Since losing the White House to Donald Trump in the 2016 election, the nation’s Democrats have been doing a lot of soul-searching about what went wrong — and how they can do better in the next election. After much discussion, they have come up with a plan to offer “A Better Deal” to American workers and families. The plan will focus on “Better Jobs, Better Wages [and a] Better Future” with a commitment to improve wages, lower costs of everyday expenses and boost job-training opportunities. The goal, said party leaders, is to show voters what the party stands FOR, not just that it stands AGAINST the policies of President Trump and the Republicans who control the U.S. Congress. The name “A Better Deal” recalls the Democrats’ most famous program, “The New Deal,” which helped pull the nation out of the Great Depression of the 1930s. Both Democrats and Republicans are looking ahead to the 2018 election, in which one third of the seats in U.S. Senate and all those in the U.S. House of Representatives will be contested. In the newspaper or online, find and closely read stories about positions the parties are taking. Use what you read to write a political analysis of what issues you think will be the most important in 2018.

Common Core State Standards: Writing informative/explanatory texts to examine a topic and convey ideas and information clearly; citing specific textual evidence when writing or speaking to support conclusions.

5.Barbers to the Rescue

Kansas City, Missouri, has had an outburst of gun violence this summer, and local barbershop owners are stepping up to stop it. They agreed to stay open round the clock one weekend this month to give young adults and teens a place to gather and talk out problems rather than resort to violence. As part of an effort called Operation Ceasefire KC, eight shops stayed open an entire weekend, giving free haircuts and advice for people who came in. “The barbershop is the foundation for our community,” said Ceasefire organizer Ronell Bailey. “You can come to our barbershops and get advice from barbers. … You can even walk in and get a problem solved any time of the day.” Kansas City barbershop owners took an unusual step to reduce gun violence. In the newspaper or online find and closely read a story about someone else who is taking an unusual step to address a problem. Use what you read to brainstorm an idea for a short film or video explaining the effort. Write an outline for your film, including images you would use. Then write the opening scene.
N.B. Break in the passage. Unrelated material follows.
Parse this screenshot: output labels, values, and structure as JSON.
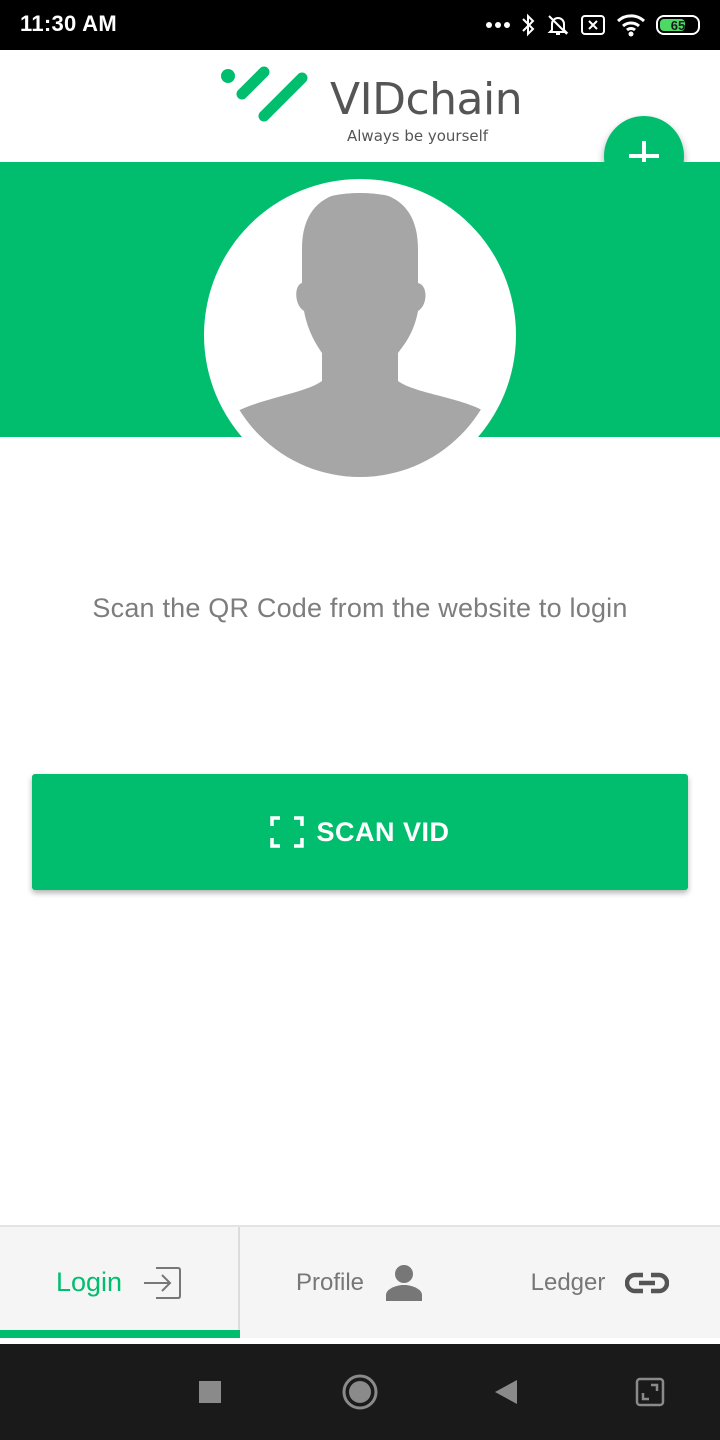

Common Core State Standards: Writing narratives to develop real or imagined experiences or events; conducting short research projects that build knowledge about a topic; reading closely what a text says explicitly and to make logical inferences from it.